WHAT TO PRODUCE -> Copy every line of the records below that holds the word "header".

AVAILABLE DATA ->

+++++

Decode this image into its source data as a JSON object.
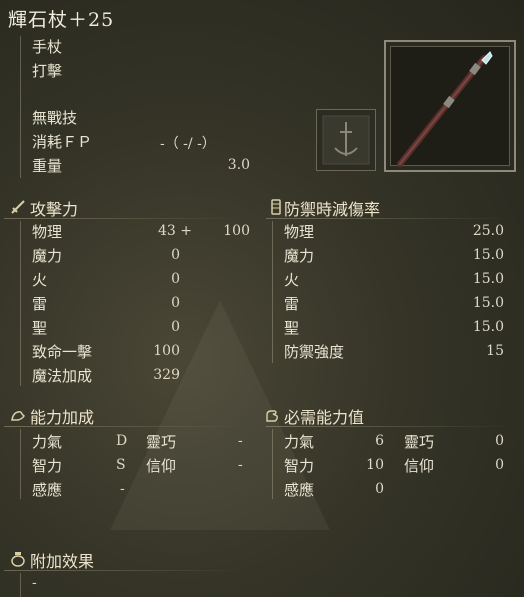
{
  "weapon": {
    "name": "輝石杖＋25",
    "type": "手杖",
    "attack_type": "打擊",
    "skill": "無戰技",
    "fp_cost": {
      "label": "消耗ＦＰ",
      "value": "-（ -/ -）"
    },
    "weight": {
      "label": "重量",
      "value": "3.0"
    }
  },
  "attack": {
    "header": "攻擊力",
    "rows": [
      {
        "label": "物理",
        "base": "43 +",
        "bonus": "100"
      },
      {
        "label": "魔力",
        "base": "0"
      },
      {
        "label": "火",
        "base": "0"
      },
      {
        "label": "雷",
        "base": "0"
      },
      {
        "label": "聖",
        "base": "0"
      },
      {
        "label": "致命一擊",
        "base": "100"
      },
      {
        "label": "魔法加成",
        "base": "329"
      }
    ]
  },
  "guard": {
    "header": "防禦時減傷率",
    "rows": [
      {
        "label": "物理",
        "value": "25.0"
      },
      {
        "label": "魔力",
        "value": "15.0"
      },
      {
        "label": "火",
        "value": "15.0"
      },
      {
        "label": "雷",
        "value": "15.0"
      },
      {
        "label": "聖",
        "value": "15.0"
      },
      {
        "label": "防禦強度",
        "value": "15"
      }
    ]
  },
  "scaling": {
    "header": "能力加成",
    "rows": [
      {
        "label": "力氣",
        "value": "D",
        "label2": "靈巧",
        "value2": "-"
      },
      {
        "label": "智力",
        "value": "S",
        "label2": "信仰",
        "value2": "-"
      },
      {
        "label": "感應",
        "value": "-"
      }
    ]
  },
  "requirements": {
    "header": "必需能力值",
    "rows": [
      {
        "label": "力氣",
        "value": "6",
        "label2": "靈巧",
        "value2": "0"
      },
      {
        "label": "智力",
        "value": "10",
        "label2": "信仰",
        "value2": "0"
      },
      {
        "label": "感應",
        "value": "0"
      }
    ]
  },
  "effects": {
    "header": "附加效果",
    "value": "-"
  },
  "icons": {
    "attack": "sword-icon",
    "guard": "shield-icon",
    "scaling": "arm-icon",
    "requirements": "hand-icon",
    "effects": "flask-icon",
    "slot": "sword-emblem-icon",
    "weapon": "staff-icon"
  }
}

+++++

RESPONSE ->
    "header": "攻擊力",
    "header": "防禦時減傷率",
    "header": "能力加成",
    "header": "必需能力值",
    "header": "附加效果",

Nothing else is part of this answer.